We then shifted gears by choosing a tangle of spicy vermicelli noodles ($11) topped with pepper-encrusted ahi (seared rare) and a scoop of cool cucumber-dill sorbet. This refreshing appetizer was a delicious experiment in flavor and texture.
After cleansing our palates with an intermezzo of freshly-spun blood orange sorbet, we ordered a bottle of 2004 Belle Glos Pinot Noir ($39), a Santa Maria Valley appellation with an essence of blackberry, to go with the forthcoming grilled salmon ($21) and bowls of super-smooth garlicky gazpacho ($5).
Couch gave the royal Thai treatment to a fillet of wild king salmon (cooked perfectly between medium-rare and medium), crowned with a crisp cucumber-red onion salad and soy-roasted peanuts, on a throne of fluffy jasmine rice.
The wine also mingled well with a whimsical dark chocolate cake ($13), a tilted, mad hatter-like creation made by pastry chef Greg Marsh.
The following week, we slipped in unannounced for dinner.
Since it's spring, a soup ($7) made from freshly unearthed beets seemed appropriate, as did crunchy and cold hearts of romaine ($9) tossed in chipotle-key lime Caesar dressing and draped with smoked tomato salsa and two (slightly dry) grilled tiger prawns.
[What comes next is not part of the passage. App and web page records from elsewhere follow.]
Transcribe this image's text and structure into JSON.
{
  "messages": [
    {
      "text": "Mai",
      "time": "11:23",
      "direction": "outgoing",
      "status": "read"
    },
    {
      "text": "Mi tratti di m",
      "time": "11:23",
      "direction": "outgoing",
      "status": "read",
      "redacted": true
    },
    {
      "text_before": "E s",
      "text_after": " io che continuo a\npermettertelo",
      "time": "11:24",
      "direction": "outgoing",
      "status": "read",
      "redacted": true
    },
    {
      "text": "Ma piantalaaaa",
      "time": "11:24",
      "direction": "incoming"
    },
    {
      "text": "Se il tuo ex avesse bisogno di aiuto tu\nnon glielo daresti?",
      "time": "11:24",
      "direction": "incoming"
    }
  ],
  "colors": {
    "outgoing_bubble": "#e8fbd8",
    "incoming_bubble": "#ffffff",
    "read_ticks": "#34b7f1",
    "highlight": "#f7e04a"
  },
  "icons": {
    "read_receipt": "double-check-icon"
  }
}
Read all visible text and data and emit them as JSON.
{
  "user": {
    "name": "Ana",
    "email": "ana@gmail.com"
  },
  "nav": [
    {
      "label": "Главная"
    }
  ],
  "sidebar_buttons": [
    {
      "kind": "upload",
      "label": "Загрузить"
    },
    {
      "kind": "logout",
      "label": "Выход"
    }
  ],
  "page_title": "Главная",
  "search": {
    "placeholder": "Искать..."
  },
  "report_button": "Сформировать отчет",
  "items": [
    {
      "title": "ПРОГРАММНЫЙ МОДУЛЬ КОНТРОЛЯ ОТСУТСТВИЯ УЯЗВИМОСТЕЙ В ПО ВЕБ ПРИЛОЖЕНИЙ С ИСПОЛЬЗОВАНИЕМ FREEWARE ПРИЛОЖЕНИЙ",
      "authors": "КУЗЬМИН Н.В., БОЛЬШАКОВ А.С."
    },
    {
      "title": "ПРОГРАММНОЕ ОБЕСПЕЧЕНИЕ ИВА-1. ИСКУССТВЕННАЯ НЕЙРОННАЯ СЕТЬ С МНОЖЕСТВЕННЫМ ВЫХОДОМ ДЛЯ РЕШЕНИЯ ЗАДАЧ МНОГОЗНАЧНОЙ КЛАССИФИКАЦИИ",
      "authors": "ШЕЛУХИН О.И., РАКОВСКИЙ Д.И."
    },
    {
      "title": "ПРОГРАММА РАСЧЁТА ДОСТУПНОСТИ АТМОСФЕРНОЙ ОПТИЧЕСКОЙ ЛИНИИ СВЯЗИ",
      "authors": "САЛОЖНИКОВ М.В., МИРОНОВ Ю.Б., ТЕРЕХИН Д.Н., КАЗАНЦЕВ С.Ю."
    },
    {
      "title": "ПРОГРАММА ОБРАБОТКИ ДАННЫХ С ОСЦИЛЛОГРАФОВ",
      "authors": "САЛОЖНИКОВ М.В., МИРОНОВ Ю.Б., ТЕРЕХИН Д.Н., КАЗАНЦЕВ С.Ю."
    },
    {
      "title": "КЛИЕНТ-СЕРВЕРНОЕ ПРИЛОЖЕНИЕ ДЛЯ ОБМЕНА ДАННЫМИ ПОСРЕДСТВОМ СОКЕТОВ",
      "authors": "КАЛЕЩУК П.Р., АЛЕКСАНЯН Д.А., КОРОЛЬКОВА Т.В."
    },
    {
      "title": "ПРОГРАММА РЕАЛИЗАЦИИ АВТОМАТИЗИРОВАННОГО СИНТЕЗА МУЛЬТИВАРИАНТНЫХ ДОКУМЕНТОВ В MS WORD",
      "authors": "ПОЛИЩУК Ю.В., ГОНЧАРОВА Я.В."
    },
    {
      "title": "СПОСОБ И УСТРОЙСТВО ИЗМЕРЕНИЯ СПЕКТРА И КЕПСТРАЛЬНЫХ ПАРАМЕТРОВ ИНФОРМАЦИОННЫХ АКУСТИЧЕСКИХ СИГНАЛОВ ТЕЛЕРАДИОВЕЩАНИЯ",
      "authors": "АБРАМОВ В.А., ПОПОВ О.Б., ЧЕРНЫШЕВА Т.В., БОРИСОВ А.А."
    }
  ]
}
Tiny croutons and anchovy-stuffed green olives dotted the chilled plate.
The velvety puree of red beets and roasted fennel (with hints of honey and chicken stock) came striped with slices of saffron-infused pear.
After an intermezzo of passion fruit sorbet, we were ready for ultra-tender veal cheeks ($21) drenched in dense demi-glace — on a base of earthy celeriac puree — and capped with crunchy fried sweet onions.
We also were enticed by the thought of fresh Alaskan halibut ($23), a lightly poached oceanic-white fillet situated atop braised fennel confit, next to intersecting lines of bright strawberry-rhubarb sauce and yam puree.
With plates like these, Couch has had no problem filling the reservation book.
Service is professional and attentive, without being bothersome, and the interior design is so hip it hurts at this new Eagle address.
James Patrick Kelly is The Idaho Statesman's restaurant critic. E-mail him at email@example.com.